Originally designed by Joseph Paxton to bring water from the eastern moors, the Trout Stream winds its way through the upper reaches of the garden and, enlivened by ongoing development since 2015, is a place to find a moment of sheer beauty and calm this time of year. Having once more awoken from its winter slumber, the naturalistic planting designed by Dan Pearson is establishing well and beginning to feel like it’s always been here. Around the Summer House there is a carpet of Iberian comfrey with accents of colour from magnolia, viburnum, cherry blossom, golden leaved philadelphus and the striking red of a Rhododendron barbatum hybrid, subtly under-planted with the delicate pink heart-shaped leaves of epimedium. Further along behind the Cascade House, the soft yellow hues of cowslips nestle in droves among the grassy banks: cuckoo flowers raise their heads, and the sunny faces of kingcups congregate at the water’s edge.
In the Kitchen and Cutting Garden, strawberries are starting to ripen, tomatoes and melons are romping away, spears of asparagus are bursting out of the soil and potatoes are being buried, earthed up to encourage their tubers to form. The scent of lilac and lily is in the air, globes of purple allium heads sway in the wind, Icelandic poppies shelter in the glasshouses and peonies and bearded irises are beginning to flower.
Our garden team have been busy working towards the completion of the spring planting, adding over 50,000 plants since February. We're now looking to begin the planting of our summer bedding, which this year will feature Surfinia Petunias, Diasicia and Calibrachoa. The tropical borders will also be planted with a range of tender perennials including over 200 dahlias.
We recently re-potted our two new Victoria amazonica plants. Of those sown in March, two seeds germinated and were potted up into a loam-based compost that was then submerged in the pond in the Display Greenhouse for six weeks. Now that these have begun to grow roots, they have been planted in the lily baskets in the tropical section of the Display Greenhouse.
Native to the shallow waters of the Amazon basin, Victoria amazonica is the largest of the Nymphaeaceae family of water lilies in the world. As these distinctive plants mature, they develop enormous, round leaves which float on the water’s surface, each reaching up to three metres in diameter.
The flowers take up to 48 hours to fully bloom and in the wild are pollinated by beetles. Starting white, female and smelling of pineapple, they entice pollinators inside their mass of petals, and at daybreak the flower closes, trapping the beetles. Later that evening the flower begins to reopen, but through a series of chemical processes has changed colour to pink, sex to male and has lost its fruity perfume. The beetles, released from their kidnap, leave covered in pollen and fly off to find a new pineapple-scented female to nestle amongst.
The first seedlings of Victoria amazonica to be grown in England were housed at Kew Gardens in the mid-1840s; unfortunately they failed to flower and consequently didn’t produce any seed.

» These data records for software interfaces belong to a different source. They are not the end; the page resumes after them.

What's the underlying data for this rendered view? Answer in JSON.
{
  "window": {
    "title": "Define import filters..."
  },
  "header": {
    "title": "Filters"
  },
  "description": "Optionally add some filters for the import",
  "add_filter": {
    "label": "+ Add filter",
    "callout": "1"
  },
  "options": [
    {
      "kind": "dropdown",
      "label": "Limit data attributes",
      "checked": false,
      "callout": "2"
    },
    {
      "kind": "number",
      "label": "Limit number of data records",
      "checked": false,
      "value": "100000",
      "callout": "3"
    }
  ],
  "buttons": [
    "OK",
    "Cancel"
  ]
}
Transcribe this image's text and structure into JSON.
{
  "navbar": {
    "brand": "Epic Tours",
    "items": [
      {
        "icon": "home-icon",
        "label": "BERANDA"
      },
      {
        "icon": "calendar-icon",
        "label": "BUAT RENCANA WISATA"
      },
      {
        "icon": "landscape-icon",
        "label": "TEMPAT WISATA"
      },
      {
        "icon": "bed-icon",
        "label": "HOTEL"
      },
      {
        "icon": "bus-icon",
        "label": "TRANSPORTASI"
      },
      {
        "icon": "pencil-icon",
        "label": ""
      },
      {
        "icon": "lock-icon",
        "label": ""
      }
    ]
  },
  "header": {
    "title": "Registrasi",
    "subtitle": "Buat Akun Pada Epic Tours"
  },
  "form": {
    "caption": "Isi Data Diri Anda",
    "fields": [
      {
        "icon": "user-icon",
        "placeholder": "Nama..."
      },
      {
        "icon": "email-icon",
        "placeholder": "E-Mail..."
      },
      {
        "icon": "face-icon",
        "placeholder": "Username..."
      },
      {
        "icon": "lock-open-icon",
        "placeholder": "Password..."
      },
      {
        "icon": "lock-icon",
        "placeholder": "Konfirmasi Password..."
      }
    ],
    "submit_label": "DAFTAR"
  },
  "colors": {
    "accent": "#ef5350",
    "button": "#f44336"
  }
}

As a highly reputed gardener, Joseph Paxton was asked to bring a plant to Chatsworth to see if he could be more successful. By 1849 he’d built a glasshouse which closely resembled the lilies native growing conditions; it had a heated pool and carefully placed water wheels which kept the water moving as it would naturally do in the Amazon. In this environment the lily plant flourished, causing great excitement in the world of horticulture. You can get an idea of what Paxton’s original lily pond was like by standing on Snake Terrace; the circle of coping stones that surround the serpent are the originals from the lily house that once stood at Barbrook.
At the moment our Amazonian giants are just six inches in diameter, but we’re happy to report they’re growing well and will hopefully be bearing their intriguing flowers in July.